What does it mean to hold a Christian view of children? We’ve been working with the AMO program in the DR and I have enjoyed digging in to what it teaches and why. In the week-long AMO training, teachers and directors are able to study God’s word as they learn new teaching techniques and methodologies. They are challenged in their thinking and encouraged to expand their Christian worldview as well as their pedagogy. One of the points AMO stresses is the importance of viewing children the way God does, and what better way to do that than by reading his word?
In Genesis 1 we see the story of creation; the wonder, power and creativity God demonstrated by simply speaking. He spoke us into being and not only that but created us in his image. We also find that “we are his workmanship, created in Christ Jesus for good works, which God prepared beforehand, that we should walk in them.” (Ephesians 2:10) This will help shape the framework for understanding that God has created each child, in His image, and with a purpose. Even more, in Matthew 18, Jesus encourages us to become like children, because they are the greatest in the kingdom of heaven. Knowing and understanding the importance God places on children should inspire us to seek excellence as we care for and educate them.

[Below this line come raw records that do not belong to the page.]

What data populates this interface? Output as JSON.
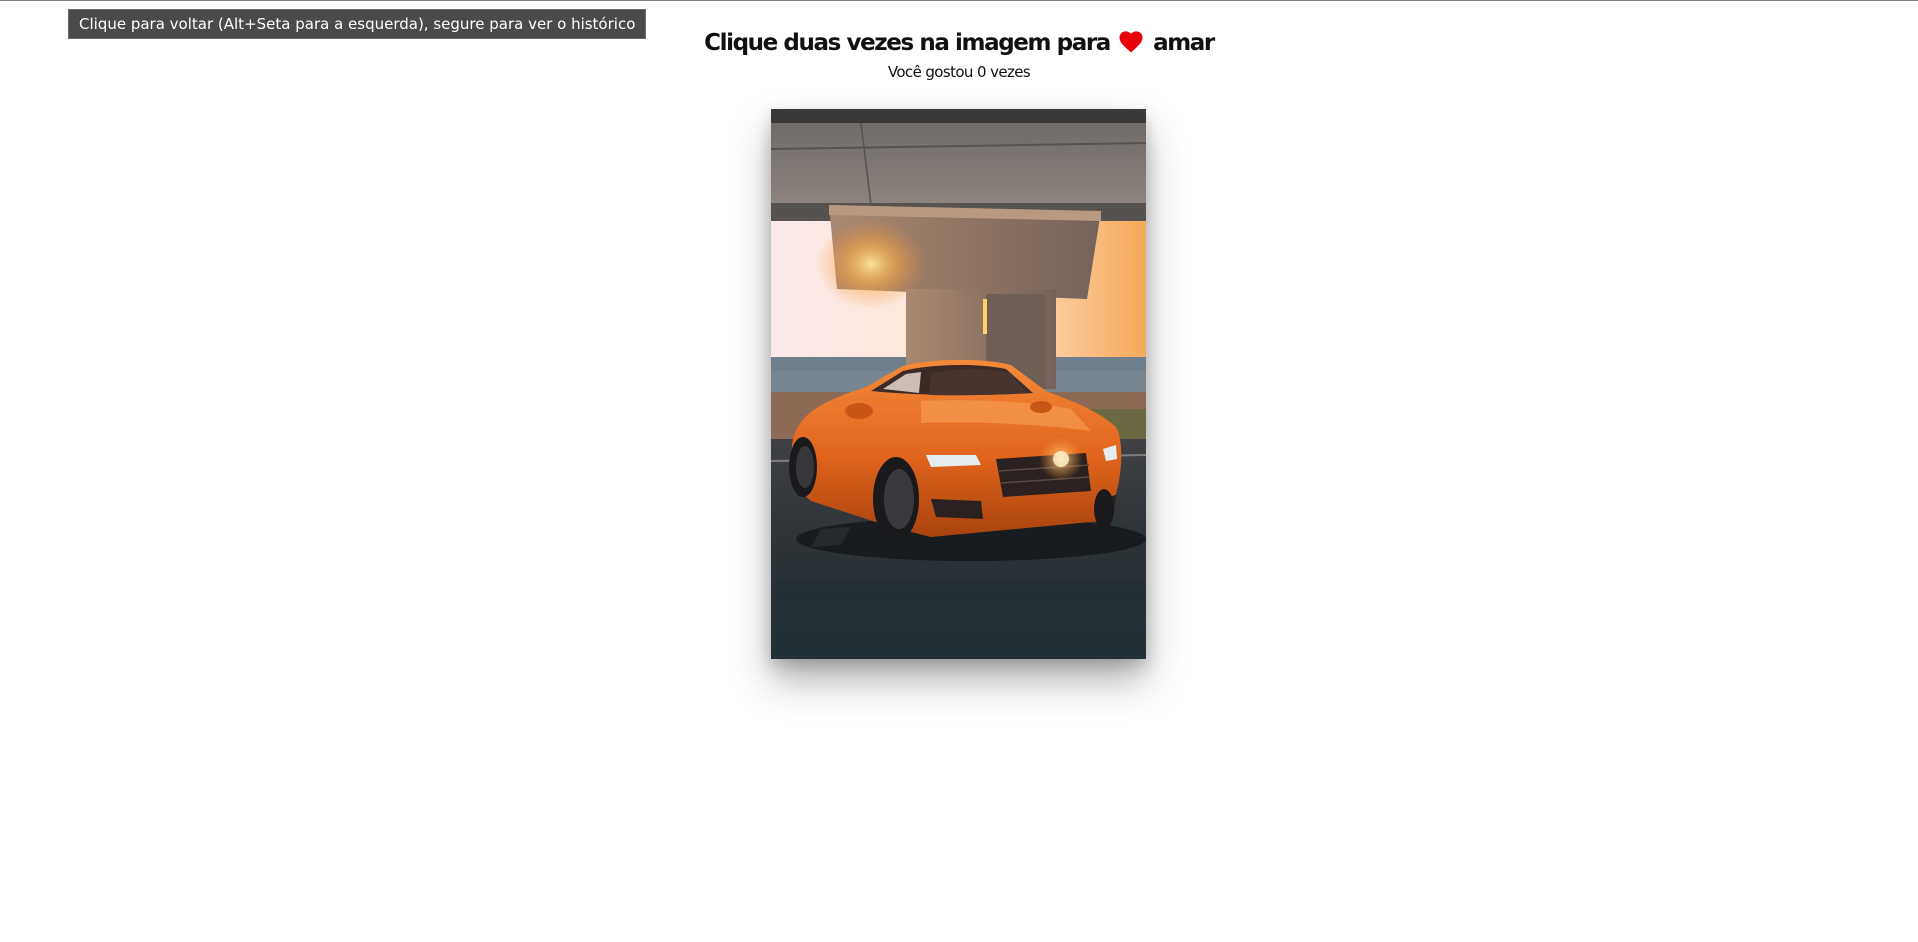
{
  "tooltip": {
    "text": "Clique para voltar (Alt+Seta para a esquerda), segure para ver o histórico"
  },
  "header": {
    "title_before": "Clique duas vezes na imagem para",
    "title_after": "amar",
    "heart_icon": "heart-icon",
    "heart_color": "#e8000b",
    "like_text": "Você gostou 0 vezes"
  },
  "photo": {
    "subject": "orange coupe parked under a concrete bridge at sunset",
    "accent_color": "#e8661a"
  }
}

My favorite take-away from one of the AMO trainings I attended this summer was an analogy the trainer, Cristina, used when describing who we are humans. Her question to the group was, as human beings are we more like a glass full of water or an empty glass waiting to be filled? Everyone had their ideas of which was right and argued their case. In the end Cristina explained that biblically speaking we are more like the full glass. She elaborated by saying that we are actually more like seeds. God has instilled in us the potential we need to become what he has created to be. As seeds in order to flourish, we need to be planted and cared for. Therefore, as educators we cannot add anything to a child; rather it is our responsibility to cultivate the potential in them. I know that this concept challenges the participants’ worldview of children, but in the most encouraging way. Now, rather than feeling a burden to form a child, we feel the freedom to allow them to discover who they are. Rather than thinking we need to teach them everything they need to know, we realize we have the opportunity to teach them to use the brilliant minds God has given them.

I have previously written about the importance AMO places on on establishing a Christian foundation here. As the body of Christ we have been called to “go and make disciples of all nations” (Matthew 28:19). I see education as being a tool we can use in fulfilling this call. We have the opportunity to be the hands and feet of Christ to the children we educate, becoming more like them in the process. What a blessing.

Stay tuned for more on AMO next month!